"Today Julia Pierson, the director of the United States Secret Service, offered her resignation, and I accepted it," Homeland Security Secretary Jeh Johnson said in a statement this afternoon. "I salute her 30 years of distinguished service to the Secret Service and the Nation."
President Obama telephoned Pierson today to "express his appreciation for her service to the agency and to the country,” White House Press Secretary Josh Earnest said at today’s press briefing.
“Over the last several days, we've seen recent and accumulating reports raising questions about the performance of the agency and the president concluded that new leadership of that agency was required,” Earnest added, rejecting the notion that Obama and Johnson had bowed to mounting bipartisan pressure from Congress.

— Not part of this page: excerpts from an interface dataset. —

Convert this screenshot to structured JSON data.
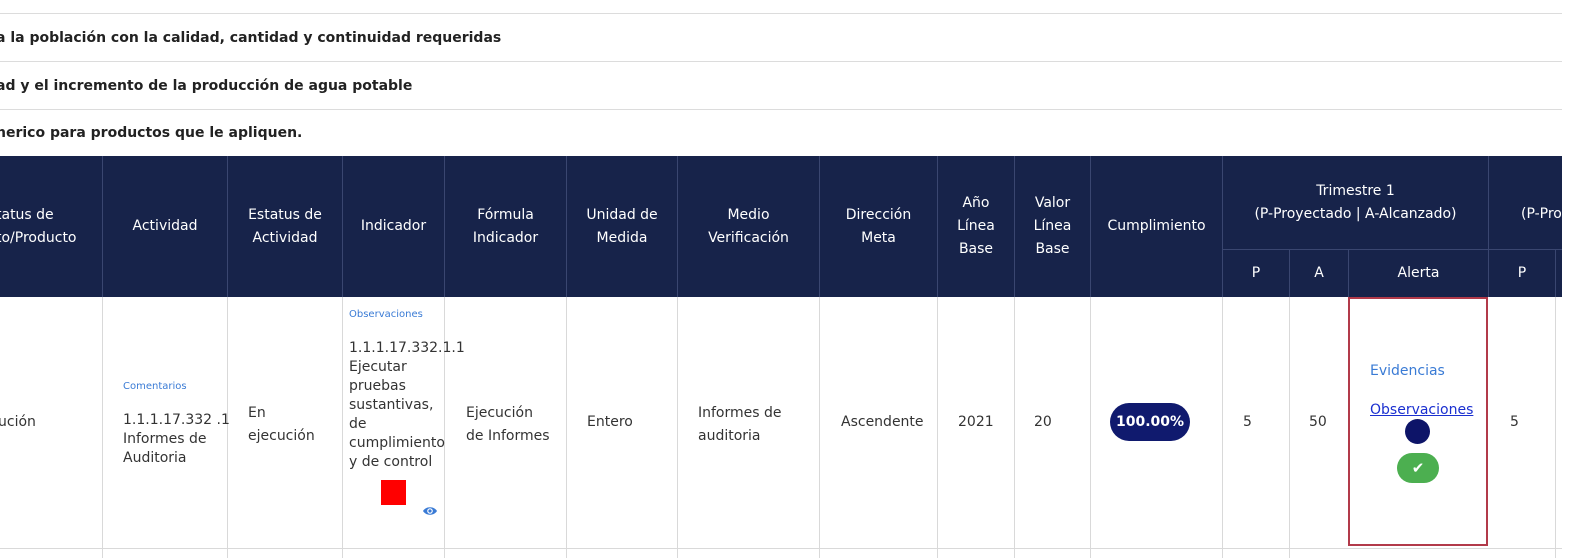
{
  "breadcrumb_rows": [
    "a la población con la calidad, cantidad y continuidad requeridas",
    "ad y el incremento de la producción de agua potable",
    "nerico para productos que le apliquen."
  ],
  "table": {
    "headers": {
      "estatus_proyecto": "tatus de\nto/Producto",
      "actividad": "Actividad",
      "estatus_actividad": "Estatus de\nActividad",
      "indicador": "Indicador",
      "formula": "Fórmula\nIndicador",
      "unidad": "Unidad de\nMedida",
      "medio": "Medio\nVerificación",
      "direccion": "Dirección\nMeta",
      "anio": "Año\nLínea\nBase",
      "valor": "Valor\nLínea\nBase",
      "cumplimiento": "Cumplimiento",
      "trimestre1": "Trimestre 1\n(P-Proyectado | A-Alcanzado)",
      "trimestre2_partial": "(P-Pro",
      "sub_p": "P",
      "sub_a": "A",
      "sub_alerta": "Alerta",
      "sub_p2": "P"
    },
    "row": {
      "estatus_proyecto": "ución",
      "comentarios_link": "Comentarios",
      "actividad": "1.1.1.17.332 .1\nInformes de\nAuditoria",
      "estatus_actividad": "En\nejecución",
      "observaciones_link": "Observaciones",
      "indicador": "1.1.1.17.332.1.1\nEjecutar\npruebas\nsustantivas,\nde\ncumplimiento\ny de control",
      "formula": "Ejecución\nde Informes",
      "unidad": "Entero",
      "medio": "Informes de\nauditoria",
      "direccion": "Ascendente",
      "anio": "2021",
      "valor": "20",
      "cumplimiento": "100.00%",
      "p": "5",
      "a": "50",
      "evidencias_link": "Evidencias",
      "observaciones_alert_link": "Observaciones",
      "p2": "5"
    }
  },
  "colors": {
    "header_bg": "#17234a",
    "pill_bg": "#101a6e",
    "alert_border": "#b23a4a",
    "status_red": "#ff0000",
    "check_green": "#4caf50",
    "link_blue": "#3a7bd5"
  },
  "icons": [
    "eye-icon",
    "check-icon"
  ]
}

“Director Pierson offered her resignation today because she believed it was in the best interest of the agency to which she has dedicated her career," he told reporters. "The [Homeland Security] secretary agreed with that assessment. The president did as well."
As for Clancy, the interim acting director, he has “the full confidence of the president and first lady,” Earnest added, also pledging a complete review of the fence-jumping incident to be conducted by the DHS deputy secretary and reviewed by an independent panel.

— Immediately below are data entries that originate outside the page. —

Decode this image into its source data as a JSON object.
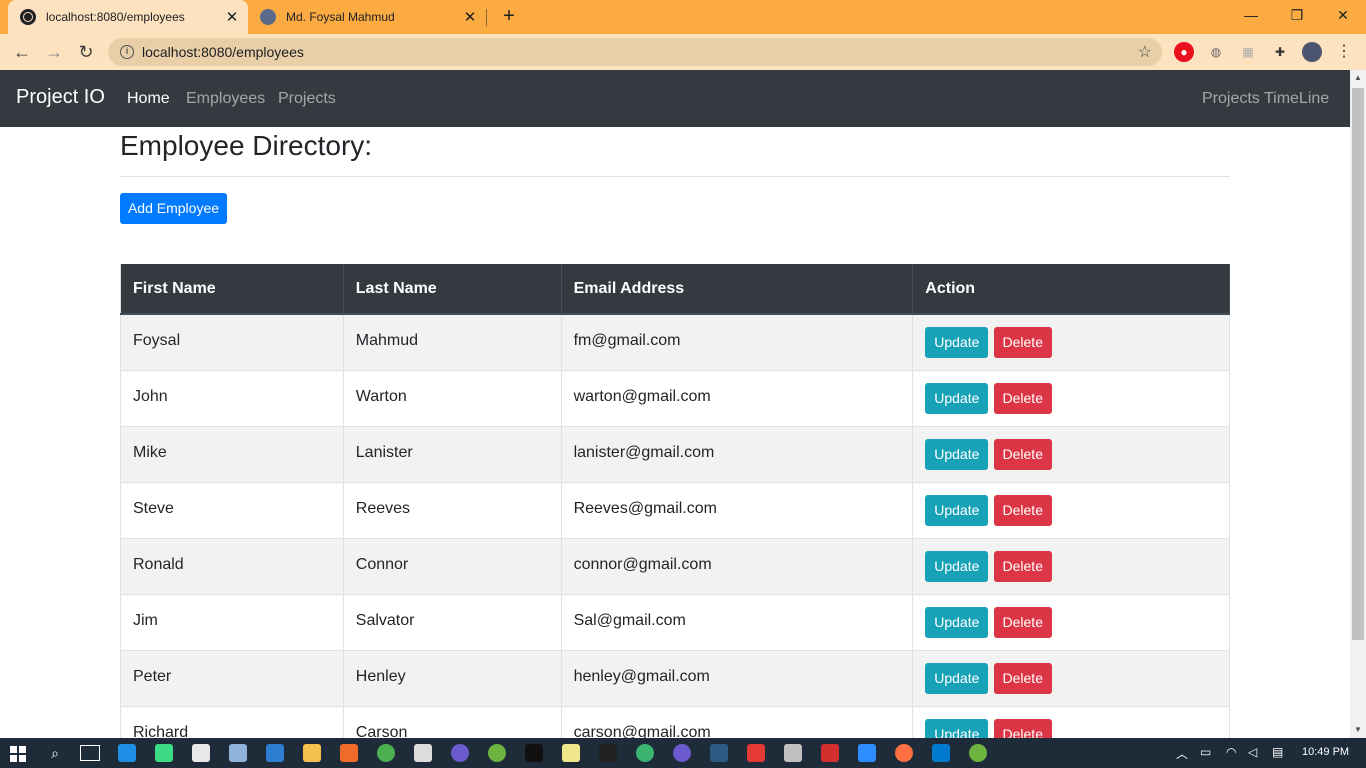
{
  "browser": {
    "tabs": [
      {
        "title": "localhost:8080/employees",
        "active": true
      },
      {
        "title": "Md. Foysal Mahmud",
        "active": false
      }
    ],
    "url": "localhost:8080/employees"
  },
  "navbar": {
    "brand": "Project IO",
    "links": [
      "Home",
      "Employees",
      "Projects"
    ],
    "right_link": "Projects TimeLine"
  },
  "page": {
    "title": "Employee Directory:",
    "add_button": "Add Employee"
  },
  "table": {
    "headers": [
      "First Name",
      "Last Name",
      "Email Address",
      "Action"
    ],
    "rows": [
      {
        "first": "Foysal",
        "last": "Mahmud",
        "email": "fm@gmail.com"
      },
      {
        "first": "John",
        "last": "Warton",
        "email": "warton@gmail.com"
      },
      {
        "first": "Mike",
        "last": "Lanister",
        "email": "lanister@gmail.com"
      },
      {
        "first": "Steve",
        "last": "Reeves",
        "email": "Reeves@gmail.com"
      },
      {
        "first": "Ronald",
        "last": "Connor",
        "email": "connor@gmail.com"
      },
      {
        "first": "Jim",
        "last": "Salvator",
        "email": "Sal@gmail.com"
      },
      {
        "first": "Peter",
        "last": "Henley",
        "email": "henley@gmail.com"
      },
      {
        "first": "Richard",
        "last": "Carson",
        "email": "carson@gmail.com"
      }
    ],
    "update_label": "Update",
    "delete_label": "Delete"
  },
  "taskbar": {
    "clock": "10:49 PM"
  },
  "colors": {
    "primary": "#007bff",
    "info": "#17a2b8",
    "danger": "#dc3545",
    "dark": "#343a40",
    "tabbar": "#fbab42"
  }
}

Lawmakers at the congressional hearing Tuesday demanded to know how such a breach of one of the most secure buildings in the world could have taken place.
"It will never happen again,” Pierson, 55, assured lawmakers at the hearing.

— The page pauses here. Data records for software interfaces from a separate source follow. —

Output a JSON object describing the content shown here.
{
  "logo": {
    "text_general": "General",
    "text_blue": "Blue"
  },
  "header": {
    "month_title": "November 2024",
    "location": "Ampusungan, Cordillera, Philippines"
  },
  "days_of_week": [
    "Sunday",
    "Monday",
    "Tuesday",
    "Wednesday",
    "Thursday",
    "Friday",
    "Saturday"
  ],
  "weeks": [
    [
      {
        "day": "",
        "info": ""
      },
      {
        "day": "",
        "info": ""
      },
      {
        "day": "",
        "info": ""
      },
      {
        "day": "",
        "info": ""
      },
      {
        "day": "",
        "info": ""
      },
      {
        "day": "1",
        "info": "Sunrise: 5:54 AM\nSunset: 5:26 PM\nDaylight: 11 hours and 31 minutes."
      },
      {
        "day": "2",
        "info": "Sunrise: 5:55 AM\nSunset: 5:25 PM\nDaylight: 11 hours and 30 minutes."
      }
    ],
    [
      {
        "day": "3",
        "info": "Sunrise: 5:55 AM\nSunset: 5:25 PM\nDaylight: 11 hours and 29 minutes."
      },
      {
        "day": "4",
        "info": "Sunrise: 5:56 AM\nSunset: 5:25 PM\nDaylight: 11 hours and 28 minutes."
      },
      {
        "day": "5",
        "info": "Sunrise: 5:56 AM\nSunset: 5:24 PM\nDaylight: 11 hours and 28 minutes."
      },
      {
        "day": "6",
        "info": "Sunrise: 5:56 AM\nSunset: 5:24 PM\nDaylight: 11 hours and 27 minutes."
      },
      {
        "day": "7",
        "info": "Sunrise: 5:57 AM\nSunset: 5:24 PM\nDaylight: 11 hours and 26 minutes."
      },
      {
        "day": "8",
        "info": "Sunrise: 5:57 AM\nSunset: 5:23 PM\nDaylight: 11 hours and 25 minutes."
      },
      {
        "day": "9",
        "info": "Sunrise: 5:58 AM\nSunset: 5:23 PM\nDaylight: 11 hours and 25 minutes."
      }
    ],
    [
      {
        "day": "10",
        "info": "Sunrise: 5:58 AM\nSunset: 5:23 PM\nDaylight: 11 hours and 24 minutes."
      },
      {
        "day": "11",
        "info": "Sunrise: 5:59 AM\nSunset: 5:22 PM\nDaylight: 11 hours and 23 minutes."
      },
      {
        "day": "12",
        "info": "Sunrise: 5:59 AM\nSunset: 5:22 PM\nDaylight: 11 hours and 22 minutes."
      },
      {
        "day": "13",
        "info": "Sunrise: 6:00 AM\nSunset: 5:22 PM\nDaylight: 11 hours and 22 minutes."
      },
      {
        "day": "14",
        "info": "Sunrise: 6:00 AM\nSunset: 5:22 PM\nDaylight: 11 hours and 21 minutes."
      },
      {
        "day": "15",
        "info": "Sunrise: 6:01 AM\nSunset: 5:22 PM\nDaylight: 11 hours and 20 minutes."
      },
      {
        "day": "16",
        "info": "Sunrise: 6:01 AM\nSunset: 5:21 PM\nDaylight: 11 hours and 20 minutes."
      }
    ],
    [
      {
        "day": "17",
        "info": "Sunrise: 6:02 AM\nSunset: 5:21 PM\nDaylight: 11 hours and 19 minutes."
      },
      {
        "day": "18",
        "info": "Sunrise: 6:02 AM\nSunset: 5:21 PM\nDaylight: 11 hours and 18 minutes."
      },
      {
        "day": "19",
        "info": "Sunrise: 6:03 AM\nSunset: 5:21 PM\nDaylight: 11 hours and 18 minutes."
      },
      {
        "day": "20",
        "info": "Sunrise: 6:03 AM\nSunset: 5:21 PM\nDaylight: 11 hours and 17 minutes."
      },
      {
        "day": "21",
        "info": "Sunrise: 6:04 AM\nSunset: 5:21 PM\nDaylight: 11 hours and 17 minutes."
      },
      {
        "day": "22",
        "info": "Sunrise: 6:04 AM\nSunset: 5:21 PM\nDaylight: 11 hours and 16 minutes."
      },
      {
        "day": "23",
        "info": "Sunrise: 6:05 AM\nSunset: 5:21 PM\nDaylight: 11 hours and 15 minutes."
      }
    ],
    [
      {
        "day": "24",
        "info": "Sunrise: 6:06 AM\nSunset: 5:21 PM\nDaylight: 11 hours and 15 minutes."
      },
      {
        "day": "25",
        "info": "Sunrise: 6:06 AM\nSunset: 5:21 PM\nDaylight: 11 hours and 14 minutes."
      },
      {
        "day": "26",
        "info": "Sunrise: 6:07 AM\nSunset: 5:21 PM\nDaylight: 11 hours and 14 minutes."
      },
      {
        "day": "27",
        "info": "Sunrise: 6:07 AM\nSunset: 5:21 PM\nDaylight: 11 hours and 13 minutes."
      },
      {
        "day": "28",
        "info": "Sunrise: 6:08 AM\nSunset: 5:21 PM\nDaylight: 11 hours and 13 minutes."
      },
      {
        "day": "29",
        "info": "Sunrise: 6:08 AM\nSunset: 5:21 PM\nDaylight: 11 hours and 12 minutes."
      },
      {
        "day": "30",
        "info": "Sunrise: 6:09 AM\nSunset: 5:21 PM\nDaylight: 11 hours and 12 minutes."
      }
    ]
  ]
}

Congress also questioned her about a 2011 incident in which agents failed to realize the White House had been sprayed by bullets until a housekeeper pointed out a pane of broken glass.
At least one lawmaker had called today for Pierson’s resignation.
Administration officials had hoped Pierson, named director on March 26, 2013, could overhaul the scandal-plagued agency, which suffers from cultural problems as well as operational ones.
Not long after Pierson assumed her post, the Secret Service, still under fire from the Cartagena, Colombia, prostitution scandal the year before, was lambasted anew when it was discovered that an agent had left a bullet in a Washington hotel room after spending the evening with a woman in May 2013.
Though a Homeland Security report released the following December concluded agency leadership hadn’t “fostered an environment that tolerates inappropriate behavior,” concern that agent misconduct might endanger the first family lingered.
The agency has also dealt with a spate of White House fence-jumpers – at least 16 in the past five years, according to Pierson – though everyone but Gonzalez was quickly subdued on the lawn.
ABC News’ Mike Levine, John Parkinson and Jeff Zeleny contributed to this report.